We hit another little snafu as we exited border control. It seems you cannot drive in Belize without purchasing their insurance policy, even if it’s after 9 pm and there is nothing open. We had to drive around town looking for someone to sell us insurance before we could head to our destination. I met a guy in line at the liquor store who knew this guy who sells the insurance. I know it sounds odd – that I was in line at a liquor store. It’s uncharacteristic of me, I know, but that’s what was open, and I needed to ask for help. I still can’t believe we did this, but when the guy I met in line at the liquor store told me he knew a guy who sold insurance, I thanked him so much, got back in the van, and we followed him down the dark streets of Belize to a stranger’s house. The stranger wasn’t home but there was this other guy who said could meet us back at the liquor store, so we were able to buy the insurance. I filled out the forms, paid the guy about $20, and we were on our way again. I recommend learning the words to the Fruits of the Spirit song before your busito adventure. Love, joy, peace, patience, kindness, goodness, faithfulness, gentleness, and self-control are all needed in abundance, my friends.
We arrived in Camalote around 11:00 pm. Our phones no longer worked once we crossed into Belize, and there was no where to find WIFI, so we couldn’t call for directions when we couldn’t find our way. No worries though, we pulled into the only place we saw that was open to ask for directions, and they unstacked the chairs and invited us to sit a spell while they called the camp director. I kept looking at Ellie and thinking, “Oh my, her parents entrusted her to us and within just a few months we’re hanging out in front of the One Barrel Bar.” The owners were the sweetest and in no time the director of Camalote Camp was there to show us the way. Even though it was almost midnight when we rolled into camp, the staff met us and fed us and made us feel welcome. The beds were made, the AC was hopping, and I fell asleep in utter amazement of what the Lord had for us there. The body of Christ is the only way to describe our experience. We met so many Jesus loving people and experienced God’s lovingkindness is so many unexpected ways during the three short days we spent in Belize.

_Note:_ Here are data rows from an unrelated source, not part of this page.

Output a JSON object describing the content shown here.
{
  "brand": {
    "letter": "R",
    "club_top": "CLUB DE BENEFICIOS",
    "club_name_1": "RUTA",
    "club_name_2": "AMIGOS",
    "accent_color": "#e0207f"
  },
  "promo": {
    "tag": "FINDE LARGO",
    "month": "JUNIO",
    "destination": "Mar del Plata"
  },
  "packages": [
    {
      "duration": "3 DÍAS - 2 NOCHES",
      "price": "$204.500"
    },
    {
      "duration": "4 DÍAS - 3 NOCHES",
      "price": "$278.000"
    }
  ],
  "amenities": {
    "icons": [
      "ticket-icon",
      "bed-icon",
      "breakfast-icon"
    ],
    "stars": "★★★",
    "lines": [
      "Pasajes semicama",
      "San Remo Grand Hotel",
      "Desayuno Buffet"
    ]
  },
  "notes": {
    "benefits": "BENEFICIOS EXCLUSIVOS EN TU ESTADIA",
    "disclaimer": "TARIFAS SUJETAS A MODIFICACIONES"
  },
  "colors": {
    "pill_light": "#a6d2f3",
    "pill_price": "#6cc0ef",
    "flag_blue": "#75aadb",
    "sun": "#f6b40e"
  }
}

There’s much more to share but this post is already long, so you’ll have to come back for part two. I always hate it when bloggers do that, but now I get you long-winded bloggers and your two parted posts. Sometimes the story is just too good to skip parts to make it fit in one post. Glory be to God for getting us to Camalote Camp.
Thank you for reading along, praying for us and supporting us to be here in Honduras. If you’d like to become a part of our support team and a make a difference for orphaned, abandoned, and vulnerable children in Honduras, check out our "Partner with Team Robinson" page or make a donation to the Robinson Family at www.bethesdafund.org. We could really use the help – right now especially because as much as we loved Belize, we hope not to have to go back there in August.